By: Mindy Binderman for Saporta Report
Georgia, more than any time in recent memory, is one of the nation’s hottest political battlegrounds. The Presidential candidates made multiple visits to the state recently, while voters were inundated with campaign ads and media coverage about the 2020 election.
But after Election Day, our newly elected members of Congress and the Georgia General Assembly will stop campaigning and start legislating. And now more than ever, Georgia voters want their leaders to focus on early childhood education and policies that support working families.
According to a statewide poll GEEARS commissioned earlier this fall, support for early learning is consistently strong and overwhelmingly bipartisan. The poll, conducted by McLaughlin & Associates and Frederick Polls, found that among a group of 600 likely Georgia voters, early care and education were among the most pressing issues for them, along with the economy, health care, and taxes.
The poll results also showed that support for family-friendly policies is consistent across groups, no matter the political party, gender, and whether or not they have a young child at home. A clear majority of voters want candidates and policymakers to address gaps in access and quality. Learn more about the results at GEEARS.org/polling.
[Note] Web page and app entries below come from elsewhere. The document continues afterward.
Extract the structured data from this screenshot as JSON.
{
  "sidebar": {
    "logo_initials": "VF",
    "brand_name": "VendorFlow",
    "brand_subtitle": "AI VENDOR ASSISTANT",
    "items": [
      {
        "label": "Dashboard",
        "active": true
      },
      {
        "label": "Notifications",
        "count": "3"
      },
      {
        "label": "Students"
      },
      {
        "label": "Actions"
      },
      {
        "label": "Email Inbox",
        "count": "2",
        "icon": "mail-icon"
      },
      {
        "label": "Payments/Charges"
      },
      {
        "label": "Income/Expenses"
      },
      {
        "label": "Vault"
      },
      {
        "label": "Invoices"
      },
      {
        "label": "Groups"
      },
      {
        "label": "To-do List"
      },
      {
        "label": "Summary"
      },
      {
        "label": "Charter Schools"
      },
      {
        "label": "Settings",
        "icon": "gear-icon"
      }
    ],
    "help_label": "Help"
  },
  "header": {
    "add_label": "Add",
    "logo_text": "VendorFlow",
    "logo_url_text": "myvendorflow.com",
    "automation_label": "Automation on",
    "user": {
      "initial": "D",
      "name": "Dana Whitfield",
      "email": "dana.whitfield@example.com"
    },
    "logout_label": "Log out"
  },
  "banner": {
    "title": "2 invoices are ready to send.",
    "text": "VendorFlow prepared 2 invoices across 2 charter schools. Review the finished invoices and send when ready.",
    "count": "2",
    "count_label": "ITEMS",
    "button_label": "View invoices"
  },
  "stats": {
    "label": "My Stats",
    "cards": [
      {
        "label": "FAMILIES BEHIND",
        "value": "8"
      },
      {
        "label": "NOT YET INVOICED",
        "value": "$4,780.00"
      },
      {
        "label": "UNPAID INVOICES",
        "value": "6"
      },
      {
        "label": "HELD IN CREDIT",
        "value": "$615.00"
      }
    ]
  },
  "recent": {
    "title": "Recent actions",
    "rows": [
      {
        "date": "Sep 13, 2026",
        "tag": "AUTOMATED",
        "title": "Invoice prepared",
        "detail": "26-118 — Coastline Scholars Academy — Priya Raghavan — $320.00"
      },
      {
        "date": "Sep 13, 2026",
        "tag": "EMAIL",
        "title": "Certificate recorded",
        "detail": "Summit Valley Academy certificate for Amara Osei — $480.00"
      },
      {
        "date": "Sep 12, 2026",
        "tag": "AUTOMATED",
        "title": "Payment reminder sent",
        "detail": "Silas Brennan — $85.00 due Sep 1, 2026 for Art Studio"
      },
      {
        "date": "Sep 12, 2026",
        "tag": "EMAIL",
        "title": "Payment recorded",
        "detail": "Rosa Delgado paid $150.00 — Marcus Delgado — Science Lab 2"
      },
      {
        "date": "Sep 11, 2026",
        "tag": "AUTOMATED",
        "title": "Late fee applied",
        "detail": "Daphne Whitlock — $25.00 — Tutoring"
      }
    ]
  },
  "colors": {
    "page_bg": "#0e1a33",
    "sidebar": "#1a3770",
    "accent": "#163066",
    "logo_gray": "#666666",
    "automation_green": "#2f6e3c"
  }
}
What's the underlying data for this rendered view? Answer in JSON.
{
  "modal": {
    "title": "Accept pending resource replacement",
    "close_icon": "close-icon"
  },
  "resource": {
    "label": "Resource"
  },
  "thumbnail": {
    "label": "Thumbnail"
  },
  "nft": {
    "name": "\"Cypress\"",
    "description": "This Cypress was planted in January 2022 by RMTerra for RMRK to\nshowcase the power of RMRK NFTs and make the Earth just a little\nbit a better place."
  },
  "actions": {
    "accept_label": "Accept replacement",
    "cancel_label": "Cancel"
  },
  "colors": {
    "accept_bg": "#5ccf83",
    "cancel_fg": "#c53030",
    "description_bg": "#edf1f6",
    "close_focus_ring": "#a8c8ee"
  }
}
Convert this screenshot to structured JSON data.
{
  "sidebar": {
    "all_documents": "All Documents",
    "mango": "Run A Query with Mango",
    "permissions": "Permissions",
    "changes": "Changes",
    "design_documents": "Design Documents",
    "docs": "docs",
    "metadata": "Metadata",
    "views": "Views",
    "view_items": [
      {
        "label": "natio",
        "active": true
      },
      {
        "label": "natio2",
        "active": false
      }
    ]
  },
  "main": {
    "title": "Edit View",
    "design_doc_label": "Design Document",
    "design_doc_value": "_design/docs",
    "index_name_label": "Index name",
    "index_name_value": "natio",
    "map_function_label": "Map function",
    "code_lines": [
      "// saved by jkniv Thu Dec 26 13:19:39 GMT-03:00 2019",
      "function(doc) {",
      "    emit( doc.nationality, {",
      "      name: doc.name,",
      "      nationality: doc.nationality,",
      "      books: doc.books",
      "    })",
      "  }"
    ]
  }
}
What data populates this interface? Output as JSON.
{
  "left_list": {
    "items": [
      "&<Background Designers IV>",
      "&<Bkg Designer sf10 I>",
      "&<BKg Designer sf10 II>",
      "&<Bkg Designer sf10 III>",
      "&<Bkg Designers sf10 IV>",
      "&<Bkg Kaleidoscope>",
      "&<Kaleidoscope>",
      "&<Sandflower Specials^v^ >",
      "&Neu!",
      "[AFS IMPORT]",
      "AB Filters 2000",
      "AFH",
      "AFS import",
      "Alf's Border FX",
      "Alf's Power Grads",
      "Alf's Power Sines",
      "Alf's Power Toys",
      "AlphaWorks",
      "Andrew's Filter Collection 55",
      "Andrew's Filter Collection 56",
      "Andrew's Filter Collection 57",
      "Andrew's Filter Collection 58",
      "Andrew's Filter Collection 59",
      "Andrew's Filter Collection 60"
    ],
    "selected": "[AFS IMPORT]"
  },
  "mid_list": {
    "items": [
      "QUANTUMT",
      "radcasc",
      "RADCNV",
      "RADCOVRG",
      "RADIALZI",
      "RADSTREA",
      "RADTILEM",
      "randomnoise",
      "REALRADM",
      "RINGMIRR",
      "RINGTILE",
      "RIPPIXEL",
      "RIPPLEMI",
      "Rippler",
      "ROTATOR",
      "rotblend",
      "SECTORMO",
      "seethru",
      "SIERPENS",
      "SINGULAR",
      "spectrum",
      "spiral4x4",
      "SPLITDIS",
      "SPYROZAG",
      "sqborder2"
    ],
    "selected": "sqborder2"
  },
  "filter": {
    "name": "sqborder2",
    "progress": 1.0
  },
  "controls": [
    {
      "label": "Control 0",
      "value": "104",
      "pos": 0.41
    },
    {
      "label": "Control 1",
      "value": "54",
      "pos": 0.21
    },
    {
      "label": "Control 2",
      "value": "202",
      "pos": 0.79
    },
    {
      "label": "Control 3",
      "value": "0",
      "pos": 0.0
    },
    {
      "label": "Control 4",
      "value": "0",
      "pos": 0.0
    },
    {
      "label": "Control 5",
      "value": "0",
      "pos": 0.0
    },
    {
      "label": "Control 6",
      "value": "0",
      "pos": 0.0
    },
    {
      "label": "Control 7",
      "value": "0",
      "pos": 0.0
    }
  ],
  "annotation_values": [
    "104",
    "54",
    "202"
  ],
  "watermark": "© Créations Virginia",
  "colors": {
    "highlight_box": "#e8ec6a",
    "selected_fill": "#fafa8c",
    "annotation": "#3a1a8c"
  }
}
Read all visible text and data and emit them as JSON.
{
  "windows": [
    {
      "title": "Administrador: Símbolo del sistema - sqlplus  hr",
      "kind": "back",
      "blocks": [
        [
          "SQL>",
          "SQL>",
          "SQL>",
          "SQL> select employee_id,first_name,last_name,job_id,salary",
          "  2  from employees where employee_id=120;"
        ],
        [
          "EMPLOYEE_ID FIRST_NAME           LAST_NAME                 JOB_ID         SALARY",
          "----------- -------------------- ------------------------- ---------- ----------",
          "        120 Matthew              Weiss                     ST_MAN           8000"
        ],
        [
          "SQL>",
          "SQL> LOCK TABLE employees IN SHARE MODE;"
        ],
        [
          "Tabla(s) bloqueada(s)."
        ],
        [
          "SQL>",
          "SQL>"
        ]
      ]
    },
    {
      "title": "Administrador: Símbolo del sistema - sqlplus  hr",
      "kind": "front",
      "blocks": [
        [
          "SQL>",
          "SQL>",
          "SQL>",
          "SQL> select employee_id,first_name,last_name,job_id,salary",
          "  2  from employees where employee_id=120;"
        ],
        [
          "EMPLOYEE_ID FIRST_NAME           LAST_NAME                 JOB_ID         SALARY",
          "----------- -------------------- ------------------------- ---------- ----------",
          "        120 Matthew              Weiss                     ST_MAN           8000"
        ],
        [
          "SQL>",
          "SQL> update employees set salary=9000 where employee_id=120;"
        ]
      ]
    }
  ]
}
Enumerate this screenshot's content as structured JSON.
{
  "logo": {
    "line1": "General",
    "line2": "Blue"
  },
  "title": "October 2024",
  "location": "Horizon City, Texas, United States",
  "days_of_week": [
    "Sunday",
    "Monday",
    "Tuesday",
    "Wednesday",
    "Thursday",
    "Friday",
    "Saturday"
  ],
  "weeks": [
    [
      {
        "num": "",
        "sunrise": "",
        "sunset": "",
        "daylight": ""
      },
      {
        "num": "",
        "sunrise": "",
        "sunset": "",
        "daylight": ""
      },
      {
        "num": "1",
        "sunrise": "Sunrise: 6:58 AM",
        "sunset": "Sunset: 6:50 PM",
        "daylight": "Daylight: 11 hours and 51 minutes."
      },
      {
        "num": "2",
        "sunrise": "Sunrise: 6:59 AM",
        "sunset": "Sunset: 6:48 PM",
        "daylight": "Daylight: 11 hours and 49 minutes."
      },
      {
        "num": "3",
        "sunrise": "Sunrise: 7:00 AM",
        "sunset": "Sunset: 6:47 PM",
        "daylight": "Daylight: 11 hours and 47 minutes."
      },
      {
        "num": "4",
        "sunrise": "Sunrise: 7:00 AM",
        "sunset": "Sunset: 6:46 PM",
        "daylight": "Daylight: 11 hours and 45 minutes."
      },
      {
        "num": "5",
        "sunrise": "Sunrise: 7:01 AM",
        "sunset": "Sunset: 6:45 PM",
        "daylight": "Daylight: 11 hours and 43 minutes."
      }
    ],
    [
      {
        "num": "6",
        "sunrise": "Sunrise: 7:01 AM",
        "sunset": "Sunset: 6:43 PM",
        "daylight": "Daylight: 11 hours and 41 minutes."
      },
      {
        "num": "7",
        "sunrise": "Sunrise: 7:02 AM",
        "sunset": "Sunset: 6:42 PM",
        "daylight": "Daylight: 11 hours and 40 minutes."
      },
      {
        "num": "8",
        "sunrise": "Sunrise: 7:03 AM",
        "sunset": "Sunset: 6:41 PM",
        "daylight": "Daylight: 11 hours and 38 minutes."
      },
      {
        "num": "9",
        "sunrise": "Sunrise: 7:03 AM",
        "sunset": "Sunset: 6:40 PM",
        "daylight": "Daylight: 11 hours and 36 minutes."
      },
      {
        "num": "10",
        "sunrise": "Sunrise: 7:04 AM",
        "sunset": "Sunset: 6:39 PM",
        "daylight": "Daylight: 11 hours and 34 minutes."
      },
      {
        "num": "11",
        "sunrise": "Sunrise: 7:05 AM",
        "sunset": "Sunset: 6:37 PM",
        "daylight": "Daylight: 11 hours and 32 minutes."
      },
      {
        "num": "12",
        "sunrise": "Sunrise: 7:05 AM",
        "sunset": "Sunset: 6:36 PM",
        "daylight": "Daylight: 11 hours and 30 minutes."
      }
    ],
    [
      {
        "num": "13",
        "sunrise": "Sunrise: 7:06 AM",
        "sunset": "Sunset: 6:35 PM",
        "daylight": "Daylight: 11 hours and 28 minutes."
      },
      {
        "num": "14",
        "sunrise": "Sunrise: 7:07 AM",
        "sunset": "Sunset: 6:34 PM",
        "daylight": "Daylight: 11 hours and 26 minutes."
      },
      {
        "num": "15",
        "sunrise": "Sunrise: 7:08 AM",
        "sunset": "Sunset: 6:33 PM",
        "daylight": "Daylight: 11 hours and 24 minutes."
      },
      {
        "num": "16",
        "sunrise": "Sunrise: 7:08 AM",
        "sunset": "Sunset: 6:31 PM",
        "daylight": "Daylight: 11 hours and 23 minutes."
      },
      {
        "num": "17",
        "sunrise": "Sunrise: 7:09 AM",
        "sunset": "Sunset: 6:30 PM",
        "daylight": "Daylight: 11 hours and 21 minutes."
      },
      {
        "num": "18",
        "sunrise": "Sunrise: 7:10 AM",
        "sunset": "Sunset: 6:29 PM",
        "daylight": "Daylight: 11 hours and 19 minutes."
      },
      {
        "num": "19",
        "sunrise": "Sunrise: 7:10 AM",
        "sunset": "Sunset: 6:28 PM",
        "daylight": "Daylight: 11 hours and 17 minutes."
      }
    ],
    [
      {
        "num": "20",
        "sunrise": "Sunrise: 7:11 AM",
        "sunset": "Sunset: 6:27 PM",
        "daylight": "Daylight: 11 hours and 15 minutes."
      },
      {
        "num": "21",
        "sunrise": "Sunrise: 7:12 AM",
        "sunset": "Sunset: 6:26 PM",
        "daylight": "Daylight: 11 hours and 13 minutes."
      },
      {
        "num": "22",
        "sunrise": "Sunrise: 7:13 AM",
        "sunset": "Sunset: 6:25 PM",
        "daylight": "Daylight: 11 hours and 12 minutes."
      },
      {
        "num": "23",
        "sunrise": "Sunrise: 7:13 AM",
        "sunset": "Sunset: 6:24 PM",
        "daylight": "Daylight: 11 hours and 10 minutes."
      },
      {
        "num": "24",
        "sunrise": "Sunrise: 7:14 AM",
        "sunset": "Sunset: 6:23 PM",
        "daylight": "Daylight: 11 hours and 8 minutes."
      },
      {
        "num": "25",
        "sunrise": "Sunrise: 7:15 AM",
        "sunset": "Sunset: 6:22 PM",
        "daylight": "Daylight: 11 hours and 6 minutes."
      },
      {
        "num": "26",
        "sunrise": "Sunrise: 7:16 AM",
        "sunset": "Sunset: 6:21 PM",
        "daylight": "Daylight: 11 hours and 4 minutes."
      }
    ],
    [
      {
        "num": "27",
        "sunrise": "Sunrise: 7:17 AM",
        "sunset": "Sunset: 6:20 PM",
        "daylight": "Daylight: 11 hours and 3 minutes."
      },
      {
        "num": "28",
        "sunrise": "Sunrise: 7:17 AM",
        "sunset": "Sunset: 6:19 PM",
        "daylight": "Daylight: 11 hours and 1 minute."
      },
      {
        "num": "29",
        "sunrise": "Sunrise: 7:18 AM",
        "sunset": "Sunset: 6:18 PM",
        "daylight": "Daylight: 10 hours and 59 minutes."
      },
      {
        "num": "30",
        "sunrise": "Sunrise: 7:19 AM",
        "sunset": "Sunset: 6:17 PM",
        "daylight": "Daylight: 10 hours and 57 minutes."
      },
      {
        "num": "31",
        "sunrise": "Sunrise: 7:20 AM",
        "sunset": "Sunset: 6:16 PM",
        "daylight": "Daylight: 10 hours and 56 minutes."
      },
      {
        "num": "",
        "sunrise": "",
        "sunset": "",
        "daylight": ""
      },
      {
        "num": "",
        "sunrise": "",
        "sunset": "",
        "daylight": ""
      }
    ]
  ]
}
“If you looked at this poll, you looked at a perfect example of where Democrats and Republicans agree,” pollster Keith Frederick said about the importance of early education and family-friendly policies. “If our country’s looking to come together and looking for issues which we can come together on, this issue’s a perfect one because voters get it.”
He added: “This could be one of those issues that rises into ascendancy in America.”
Georgians recognize the importance of early childhood education and family leave, especially as we all cope with the impacts of the pandemic. Support of paid family leave is strong for a variety of circumstances, including for the birth or adoption of a child, child care during emergency, or caring for oneself or a family member during an illness.
When asked how the federal government should respond to the COVID-19 crisis, access to child care is top-of-mind for a large majority of voters, who prioritize it at levels similar to other critically important issues like job creation, small business support, and health care. In fact, 86 percent indicated support for targeted financial assistance specifically for the child care industry. Ninety-two percent of Democrats and 81 percent of Republican voters support child care industry assistance.
When it comes to early childhood education, Georgia voters support a variety of specific policies, including expanding access to high-quality, affordable child care for infants and toddlers. The poll found that more than eight out of 10 households, both with young children (85 percent) and without (86 percent), support greater access to child care for infants and toddlers, while 85 percent of men and 88 percent of women support it.
In addition, 91 percent support Georgia’s free, Lottery-funded voluntary Pre-K. This represents the highest level of support for lottery-funded pre-K since GEEARS began polling voters about Pre-K 10 years ago.
As state legislators and our Congressional delegation consider budget issues, they should keep in mind that support of for child care and Georgia Pre-K is important to an overwhelming majority of Georgia voters. This is consistent regardless of gender, party, age, race or even region.
“Child care is not a niche issue, it’s mainstream, it’s very salient,” said Rob Schmidt of McLaughlin & Associates. “In terms of the issues that are driving the political debate, child care is right up there at the top. I’m not accustomed to seeing numbers this high and positive. The case is very clear.”
The case is indeed clear, and it’s one GEEARS and its partners will be making, on child care and a variety of early childhood issues, to our leaders in the months to come.